Your objective: In the listing below, every line with the word "foot" needs to be copied.

Information:
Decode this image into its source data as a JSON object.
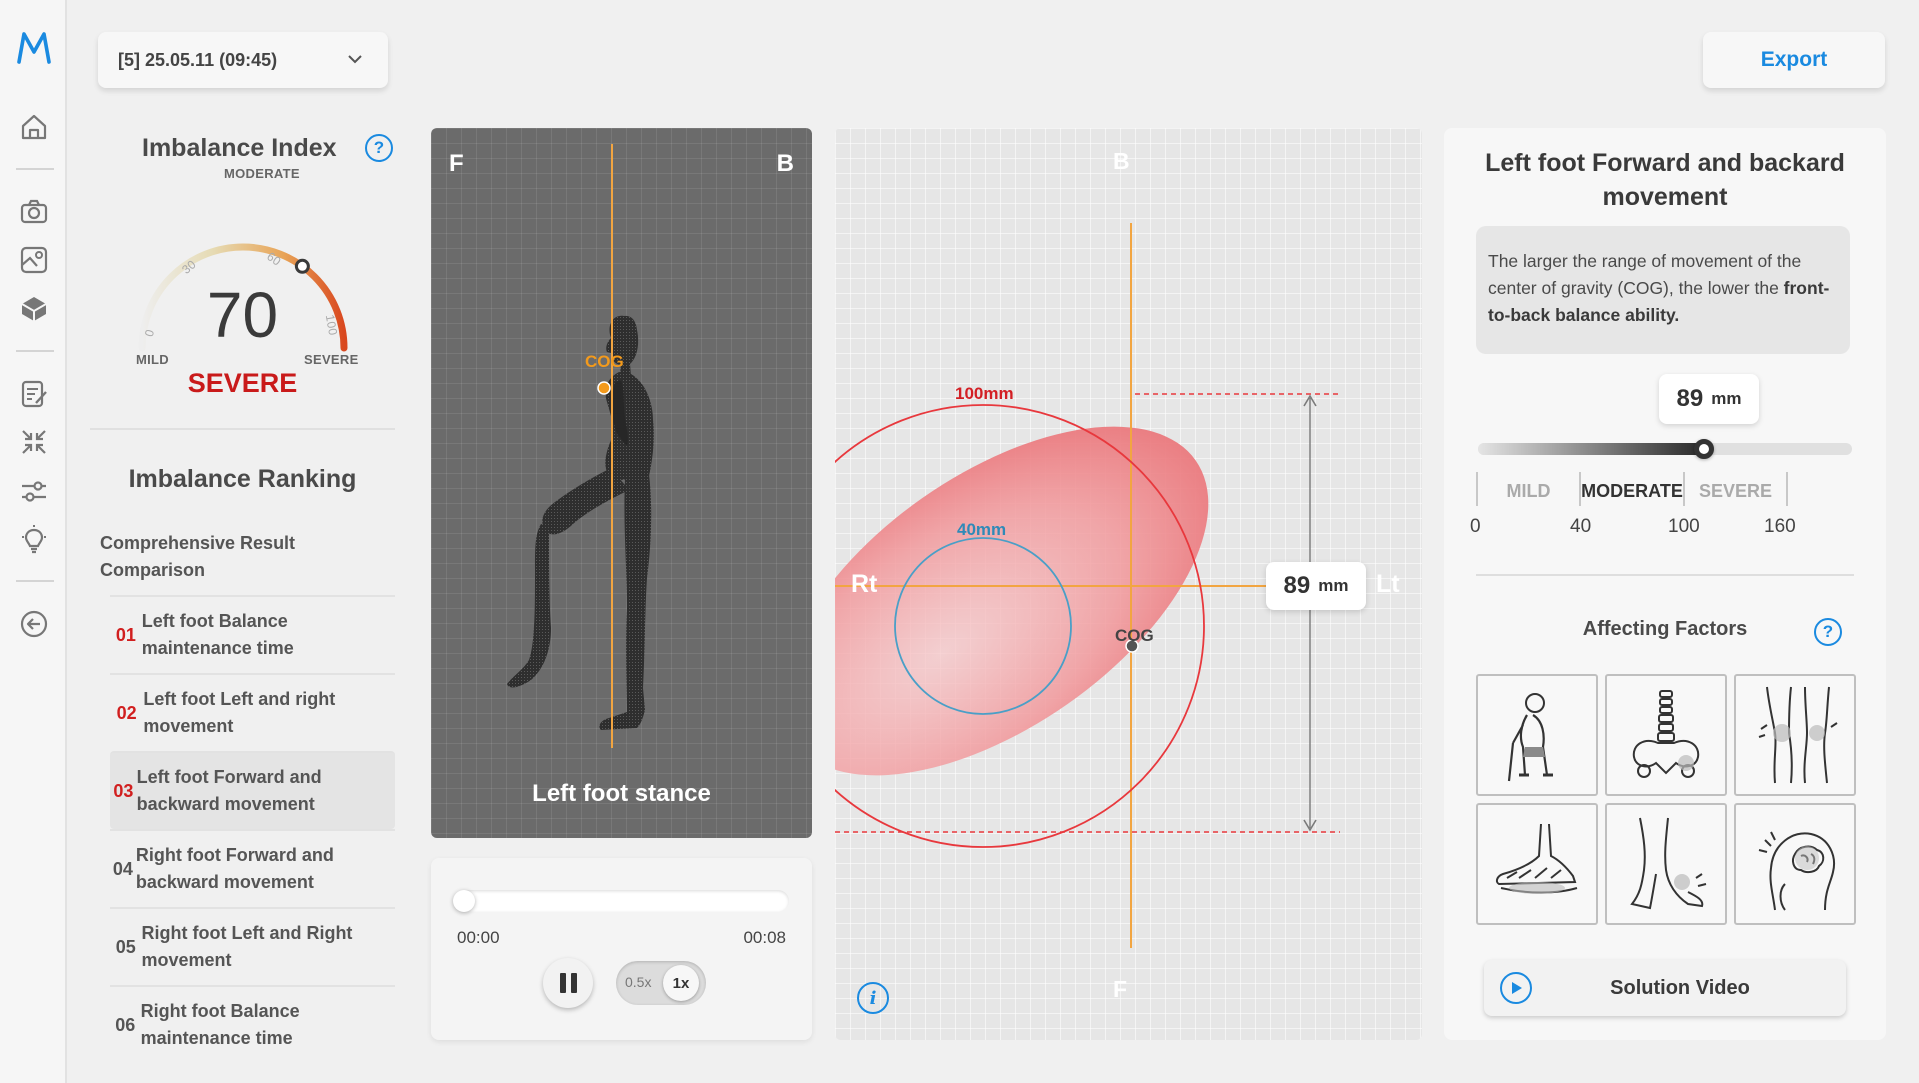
{
  "app": {
    "logo": "M"
  },
  "nav": {
    "icons": [
      "home-icon",
      "camera-icon",
      "gallery-icon",
      "cube-icon",
      "report-icon",
      "compress-icon",
      "sliders-icon",
      "bulb-icon",
      "back-icon"
    ]
  },
  "header": {
    "session_label": "[5] 25.05.11 (09:45)",
    "export_label": "Export"
  },
  "imbalance_index": {
    "title": "Imbalance Index",
    "help": "?",
    "value": "70",
    "level": "SEVERE",
    "gauge_labels": {
      "moderate": "MODERATE",
      "mild": "MILD",
      "severe": "SEVERE"
    },
    "gauge_ticks": [
      "0",
      "30",
      "60",
      "100"
    ],
    "gauge_value_fraction": 0.7,
    "colors": {
      "severe": "#c91a1a",
      "gauge_end": "#d9481f"
    }
  },
  "ranking": {
    "title": "Imbalance Ranking",
    "comprehensive": "Comprehensive Result Comparison",
    "items": [
      {
        "num": "01",
        "label": "Left foot Balance maintenance time",
        "highlight": true,
        "active": false
      },
      {
        "num": "02",
        "label": "Left foot Left and right movement",
        "highlight": true,
        "active": false
      },
      {
        "num": "03",
        "label": "Left foot Forward and backward movement",
        "highlight": true,
        "active": true
      },
      {
        "num": "04",
        "label": "Right foot Forward and backward movement",
        "highlight": false,
        "active": false
      },
      {
        "num": "05",
        "label": "Right foot Left and Right movement",
        "highlight": false,
        "active": false
      },
      {
        "num": "06",
        "label": "Right foot Balance maintenance time",
        "highlight": false,
        "active": false
      }
    ]
  },
  "stance": {
    "corner_left": "F",
    "corner_right": "B",
    "cog_label": "COG",
    "caption": "Left foot stance",
    "cog_color": "#f39a1c"
  },
  "player": {
    "time_start": "00:00",
    "time_end": "00:08",
    "speed_slow": "0.5x",
    "speed_normal": "1x",
    "progress_fraction": 0
  },
  "plot": {
    "top": "B",
    "bottom": "F",
    "left": "Rt",
    "right": "Lt",
    "outer_circle_label": "100mm",
    "inner_circle_label": "40mm",
    "cog_label": "COG",
    "measure_value": "89",
    "measure_unit": "mm",
    "info_icon": "info-icon",
    "colors": {
      "outer_circle": "#e8383d",
      "inner_circle": "#4a9fc7",
      "axis": "#f2a541",
      "ellipse": "#f08a8e"
    }
  },
  "detail": {
    "title": "Left foot Forward and backard movement",
    "desc_plain": "The larger the range of movement of the center of gravity (COG), the lower the ",
    "desc_bold": "front-to-back balance ability.",
    "value": "89",
    "unit": "mm",
    "slider_value": 89,
    "segments": [
      "MILD",
      "MODERATE",
      "SEVERE"
    ],
    "scale": [
      "0",
      "40",
      "100",
      "160"
    ],
    "affecting_title": "Affecting Factors",
    "help": "?",
    "factors": [
      "elderly-walking-cane-icon",
      "spine-pelvis-icon",
      "knee-pain-icon",
      "foot-arch-icon",
      "ankle-pain-icon",
      "head-brain-icon"
    ],
    "solution_label": "Solution Video",
    "accent": "#1a8ae0"
  }
}
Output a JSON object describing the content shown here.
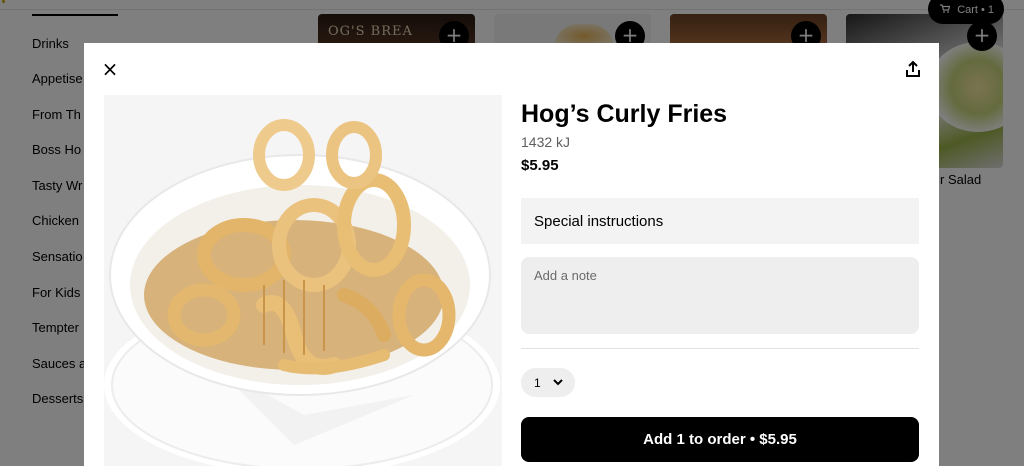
{
  "sidebar": {
    "items": [
      {
        "label": "Drinks"
      },
      {
        "label": "Appetise"
      },
      {
        "label": "From Th"
      },
      {
        "label": "Boss Ho"
      },
      {
        "label": "Tasty Wr"
      },
      {
        "label": "Chicken"
      },
      {
        "label": "Sensatio"
      },
      {
        "label": "For Kids"
      },
      {
        "label": "Tempter"
      },
      {
        "label": "Sauces a"
      },
      {
        "label": "Desserts"
      }
    ]
  },
  "menu": {
    "card1_brand": "OG'S BREA",
    "add_icon": "+",
    "salad_label": "r Salad"
  },
  "cart": {
    "icon": "cart-icon",
    "label": "Cart • 1"
  },
  "modal": {
    "close_icon": "×",
    "share_icon": "share-icon",
    "item": {
      "title": "Hog’s Curly Fries",
      "energy": "1432 kJ",
      "price": "$5.95"
    },
    "special_instructions": {
      "header": "Special instructions",
      "note_placeholder": "Add a note",
      "note_value": ""
    },
    "quantity": {
      "selected": "1"
    },
    "add_button": "Add 1 to order • $5.95"
  },
  "colors": {
    "primary": "#000000",
    "overlay": "rgba(0,0,0,0.5)",
    "field_background": "#eeeeee"
  }
}
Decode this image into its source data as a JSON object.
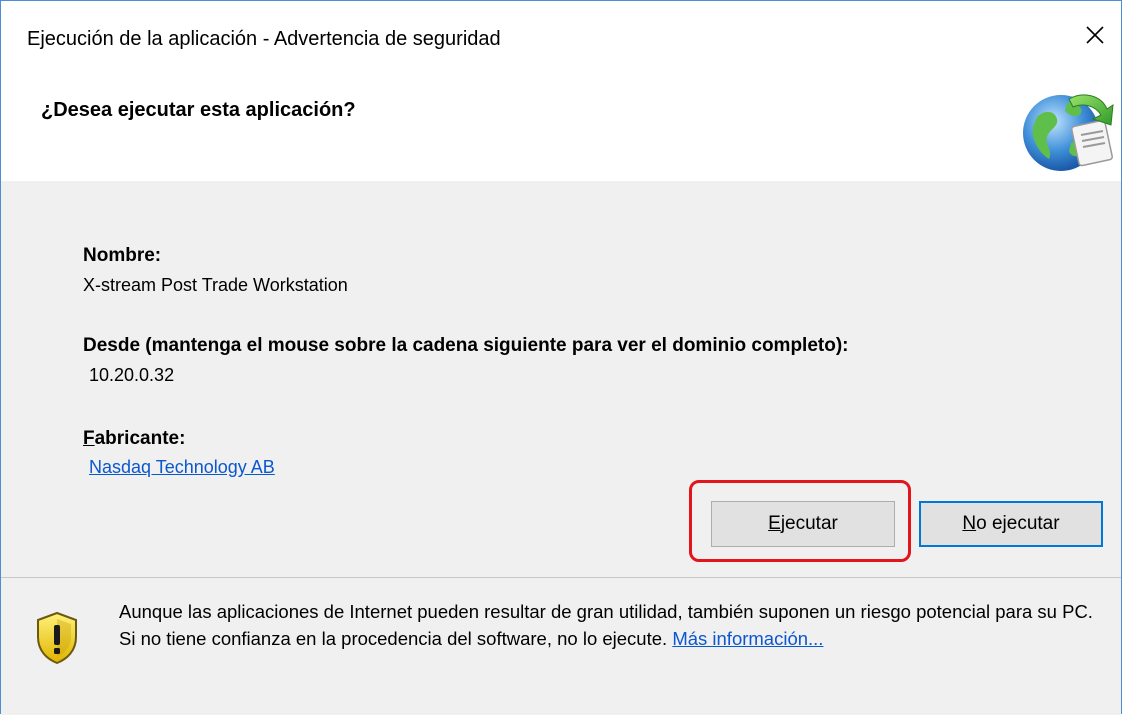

Result of the task:
        "label": "Left foot Balance maintenance time",
        "label": "Left foot Left and right movement",
        "label": "Left foot Forward and backward movement",
        "label": "Right foot Forward and backward movement",
        "label": "Right foot Left and Right movement",
        "label": "Right foot Balance maintenance time",
    "caption": "Left foot stance",
    "title": "Left foot Forward and backard movement",
      "foot-arch-icon",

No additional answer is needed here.